Adding a vent is safe and easy!

As mentioned in my polka dot skirt post, I’m not a fan of skirt slits, much preferring a vent. I’ve had incidents where a split.. well, continued to split, to an indecent height. I also feel like the reveal more leg than I would like when walking – with skirts the length I’m making it’s not such an issue, but still. Vent is classier. The Gertie pencil skirt is drafted with a slit, rather than a vent; so for my last version, and another i’ve made but not photographed, I added my own vent. There is another skirt in the middle that I forgot to add the vent to; and not photographed because… it doesn’t fit. Not sure if y’all already know how to do this, but in case you don’t here’s a quick tutorial. Basically, it’s this easy: Just add a piece to the center back seam at the bottom. I tend to add about 5cm in width and 15cm length; make sure it joins the center back seam with a 45 degree angle. Start by finishing each edge; I usually just overlock, press and sew. When ready to sew the center back seam, sew out to the vent at a 45 degree angle following the cut line. Next, clip the obtuse angle to (but not through) the stitches. I then finish the top of the vent with pieces together, and the pieces of the center back separately, pressing them apart. You now need to sew along that same 45 degree angle, but through the main/shell fabric too, so you’ll end up with some top-stitching; make sure the bobbin thread matches the shell fabric.

(These photos are all upside down because I was taking photos on my desk, don’t be weirded out)

And, that’s basically it. Finish the skirt bottom as you would otherwise.



5 thoughts on “Adding a vent is safe and easy!

  1. I am currently making a skirt with back vent pleat from a sewing book, but the pattern and instructions are not great. The pleat itself comes out at a 90 degree angle, not a 45 degree one and it has a lining and the pattern pieces and instructions for adding the lining don’t add up at all. So, I’ve redesigned the lining pieces to mirror the skirt pieces. But, mine, I think, is supposed to be a kickpleat, not a vent. Still debating whether to make it a pleat or make it the way you did here as a vent.

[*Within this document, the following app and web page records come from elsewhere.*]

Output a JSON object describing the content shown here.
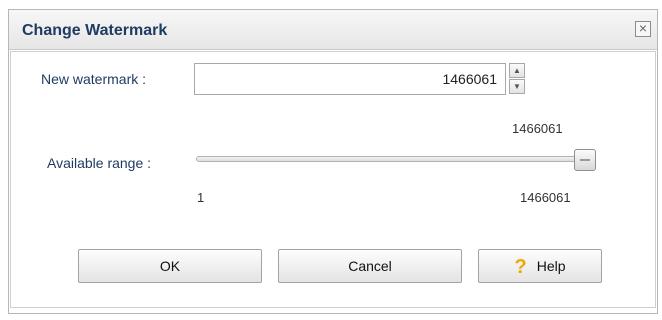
{
  "dialog": {
    "title": "Change Watermark",
    "close_glyph": "×"
  },
  "form": {
    "new_watermark_label": "New watermark :",
    "new_watermark_value": "1466061",
    "current_value_display": "1466061",
    "available_range_label": "Available range :",
    "range_min": "1",
    "range_max": "1466061",
    "slider_level_fraction": 1.0
  },
  "buttons": {
    "ok": "OK",
    "cancel": "Cancel",
    "help": "Help",
    "help_icon": "question-mark-icon"
  },
  "colors": {
    "label_text": "#1f3b63",
    "help_icon": "#f0a800"
  }
}
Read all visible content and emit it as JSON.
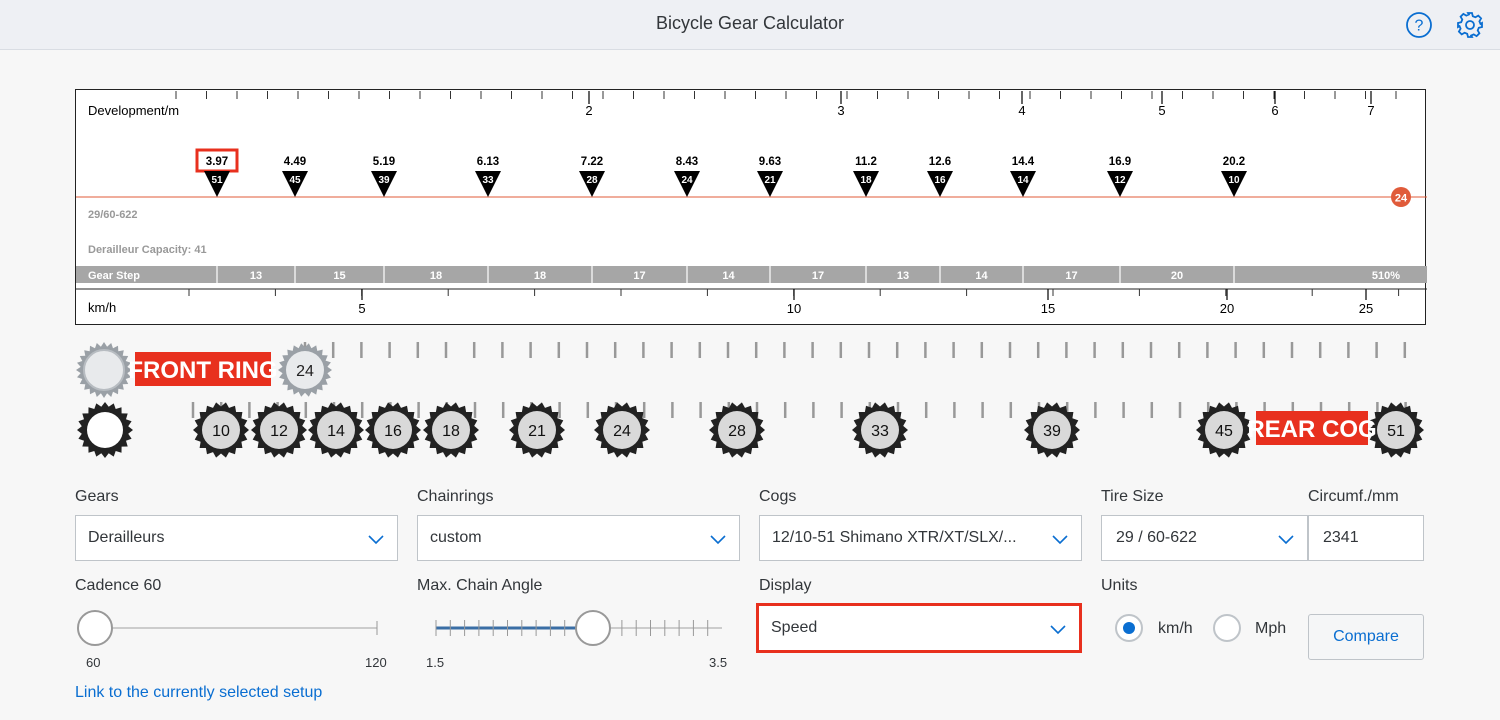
{
  "header": {
    "title": "Bicycle Gear Calculator",
    "help_icon": "help-icon",
    "settings_icon": "gear-icon"
  },
  "chart": {
    "development_label": "Development/m",
    "development_ticks": [
      "2",
      "3",
      "4",
      "5",
      "6",
      "7"
    ],
    "gears": [
      {
        "value": "3.97",
        "cog": "51",
        "selected": true
      },
      {
        "value": "4.49",
        "cog": "45"
      },
      {
        "value": "5.19",
        "cog": "39"
      },
      {
        "value": "6.13",
        "cog": "33"
      },
      {
        "value": "7.22",
        "cog": "28"
      },
      {
        "value": "8.43",
        "cog": "24"
      },
      {
        "value": "9.63",
        "cog": "21"
      },
      {
        "value": "11.2",
        "cog": "18"
      },
      {
        "value": "12.6",
        "cog": "16"
      },
      {
        "value": "14.4",
        "cog": "14"
      },
      {
        "value": "16.9",
        "cog": "12"
      },
      {
        "value": "20.2",
        "cog": "10"
      }
    ],
    "chainring_badge": "24",
    "tire_label": "29/60-622",
    "capacity_label": "Derailleur Capacity: 41",
    "gear_step_label": "Gear Step",
    "gear_steps": [
      "13",
      "15",
      "18",
      "18",
      "17",
      "14",
      "17",
      "13",
      "14",
      "17",
      "20"
    ],
    "range_label": "510%",
    "speed_label": "km/h",
    "speed_ticks": [
      "5",
      "10",
      "15",
      "20",
      "25"
    ],
    "accent_color": "#e05b3a",
    "selected_color": "#e8301e"
  },
  "wheels": {
    "front_label": "FRONT RING",
    "front_ring": "24",
    "rear_label": "REAR COG",
    "cogs": [
      "10",
      "12",
      "14",
      "16",
      "18",
      "21",
      "24",
      "28",
      "33",
      "39",
      "45",
      "51"
    ]
  },
  "form": {
    "gears": {
      "label": "Gears",
      "value": "Derailleurs"
    },
    "chainrings": {
      "label": "Chainrings",
      "value": "custom"
    },
    "cogs": {
      "label": "Cogs",
      "value": "12/10-51 Shimano XTR/XT/SLX/..."
    },
    "tire": {
      "label": "Tire Size",
      "value": "29 / 60-622"
    },
    "circumference": {
      "label": "Circumf./mm",
      "value": "2341"
    },
    "cadence": {
      "label": "Cadence 60",
      "min": "60",
      "max": "120",
      "level": 0
    },
    "chain_angle": {
      "label": "Max. Chain Angle",
      "min": "1.5",
      "max": "3.5",
      "level": 0.5
    },
    "display": {
      "label": "Display",
      "value": "Speed"
    },
    "units": {
      "label": "Units",
      "kmh": "km/h",
      "mph": "Mph",
      "selected": "km/h"
    },
    "compare_button": "Compare",
    "link": "Link to the currently selected setup"
  }
}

    • I think for a kick pleat (which I’ve never made) you’d need to have a relatively drapey fabric for it to look right? This way is really super easy; I haven’t tried adding a lining yet though!

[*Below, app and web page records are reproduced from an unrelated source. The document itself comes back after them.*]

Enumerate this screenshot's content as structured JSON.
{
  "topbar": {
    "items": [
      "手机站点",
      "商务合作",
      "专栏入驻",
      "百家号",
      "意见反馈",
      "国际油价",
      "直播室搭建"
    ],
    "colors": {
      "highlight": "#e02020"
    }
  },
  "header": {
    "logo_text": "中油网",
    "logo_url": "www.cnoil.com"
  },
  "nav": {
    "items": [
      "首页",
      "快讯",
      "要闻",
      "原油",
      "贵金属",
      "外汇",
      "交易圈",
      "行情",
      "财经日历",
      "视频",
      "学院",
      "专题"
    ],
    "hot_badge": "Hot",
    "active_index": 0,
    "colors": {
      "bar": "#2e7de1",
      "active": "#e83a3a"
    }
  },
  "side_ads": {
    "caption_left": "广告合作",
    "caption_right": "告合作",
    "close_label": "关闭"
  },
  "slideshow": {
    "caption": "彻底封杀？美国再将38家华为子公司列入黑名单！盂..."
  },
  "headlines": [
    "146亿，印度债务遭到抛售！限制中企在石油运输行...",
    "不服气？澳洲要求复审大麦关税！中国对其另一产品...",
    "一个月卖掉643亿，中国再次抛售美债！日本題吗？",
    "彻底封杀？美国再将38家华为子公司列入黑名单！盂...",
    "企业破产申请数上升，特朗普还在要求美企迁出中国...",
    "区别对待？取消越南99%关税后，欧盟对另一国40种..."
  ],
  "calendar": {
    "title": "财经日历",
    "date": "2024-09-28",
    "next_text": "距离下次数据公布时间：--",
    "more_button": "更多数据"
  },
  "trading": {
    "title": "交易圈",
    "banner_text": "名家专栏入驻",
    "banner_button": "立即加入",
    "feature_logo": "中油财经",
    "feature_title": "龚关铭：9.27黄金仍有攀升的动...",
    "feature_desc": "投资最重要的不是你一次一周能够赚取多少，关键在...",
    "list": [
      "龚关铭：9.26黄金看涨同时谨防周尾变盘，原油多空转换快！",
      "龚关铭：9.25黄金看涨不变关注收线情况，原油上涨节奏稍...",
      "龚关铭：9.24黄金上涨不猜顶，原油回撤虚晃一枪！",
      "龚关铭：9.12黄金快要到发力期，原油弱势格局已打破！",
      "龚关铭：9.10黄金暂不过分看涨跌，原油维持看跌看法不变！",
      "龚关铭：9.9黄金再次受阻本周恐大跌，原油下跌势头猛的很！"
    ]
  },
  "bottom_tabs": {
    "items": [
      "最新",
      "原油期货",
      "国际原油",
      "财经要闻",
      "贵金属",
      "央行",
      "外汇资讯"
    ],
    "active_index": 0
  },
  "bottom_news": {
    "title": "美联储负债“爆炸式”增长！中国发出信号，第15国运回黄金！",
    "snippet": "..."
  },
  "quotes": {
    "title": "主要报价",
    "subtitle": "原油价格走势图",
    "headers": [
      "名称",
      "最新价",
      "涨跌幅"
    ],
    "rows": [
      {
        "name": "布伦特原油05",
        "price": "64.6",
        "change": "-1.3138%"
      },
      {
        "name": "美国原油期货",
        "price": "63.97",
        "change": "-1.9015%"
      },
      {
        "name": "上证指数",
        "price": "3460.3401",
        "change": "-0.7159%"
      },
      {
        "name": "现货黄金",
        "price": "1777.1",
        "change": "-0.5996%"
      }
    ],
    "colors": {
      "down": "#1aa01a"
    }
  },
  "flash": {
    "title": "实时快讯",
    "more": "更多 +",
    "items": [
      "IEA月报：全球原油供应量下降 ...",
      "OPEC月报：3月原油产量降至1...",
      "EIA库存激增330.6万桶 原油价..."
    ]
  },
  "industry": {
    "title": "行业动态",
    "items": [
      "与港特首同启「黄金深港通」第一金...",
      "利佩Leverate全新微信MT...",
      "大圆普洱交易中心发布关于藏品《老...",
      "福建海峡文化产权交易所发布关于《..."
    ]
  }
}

  2. Pingback: Gertie’s pencil skirt #2 | Pins and Noodles

Leave a Reply

Fill in your details below or click an icon to log in: Logo

You are commenting using your account. Log Out /  Change )

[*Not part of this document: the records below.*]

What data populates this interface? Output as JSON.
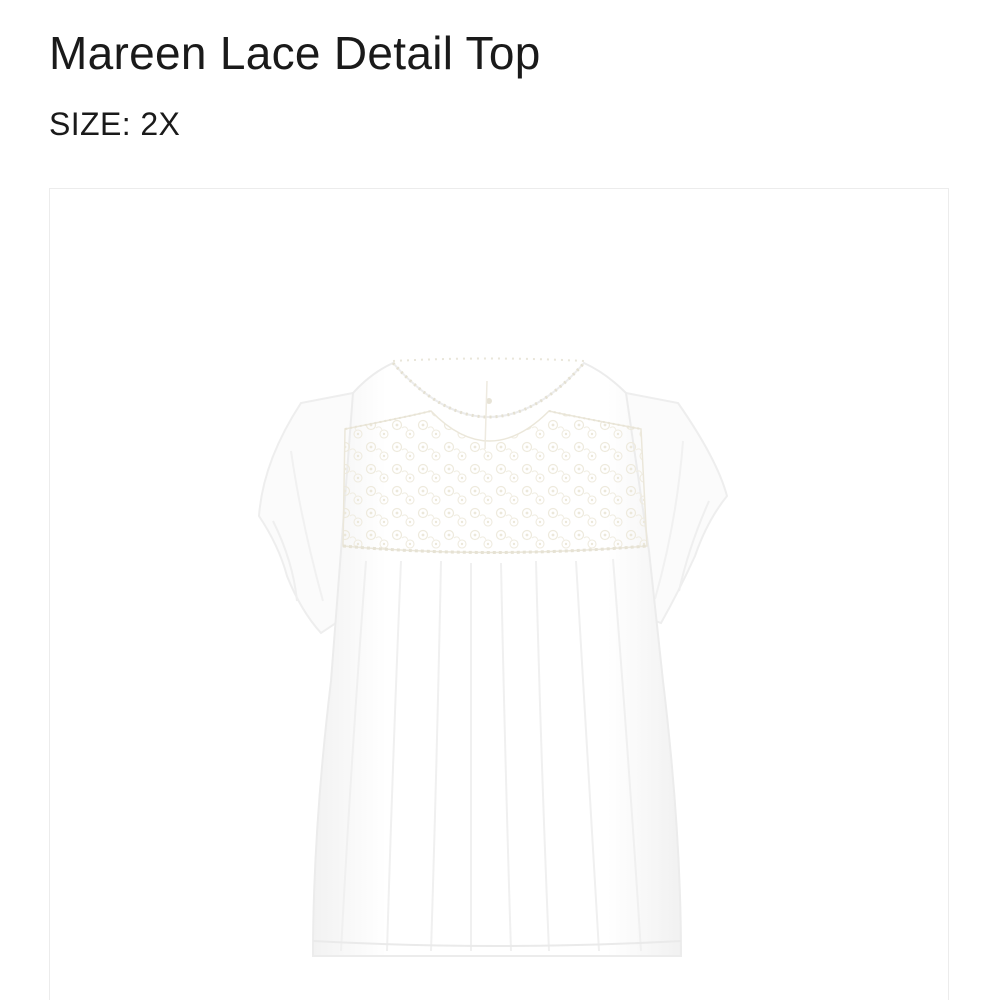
{
  "product": {
    "name": "Mareen Lace Detail Top",
    "size_label": "SIZE:",
    "size_value": "2X"
  },
  "image": {
    "subject": "white-flutter-sleeve-lace-yoke-top",
    "background_color": "#ffffff",
    "garment_color": "#ffffff"
  }
}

Google+ photo

You are commenting using your Google+ account. Log Out /  Change )

Twitter picture

You are commenting using your Twitter account. Log Out /  Change )

Facebook photo

You are commenting using your Facebook account. Log Out /  Change )


Connecting to %s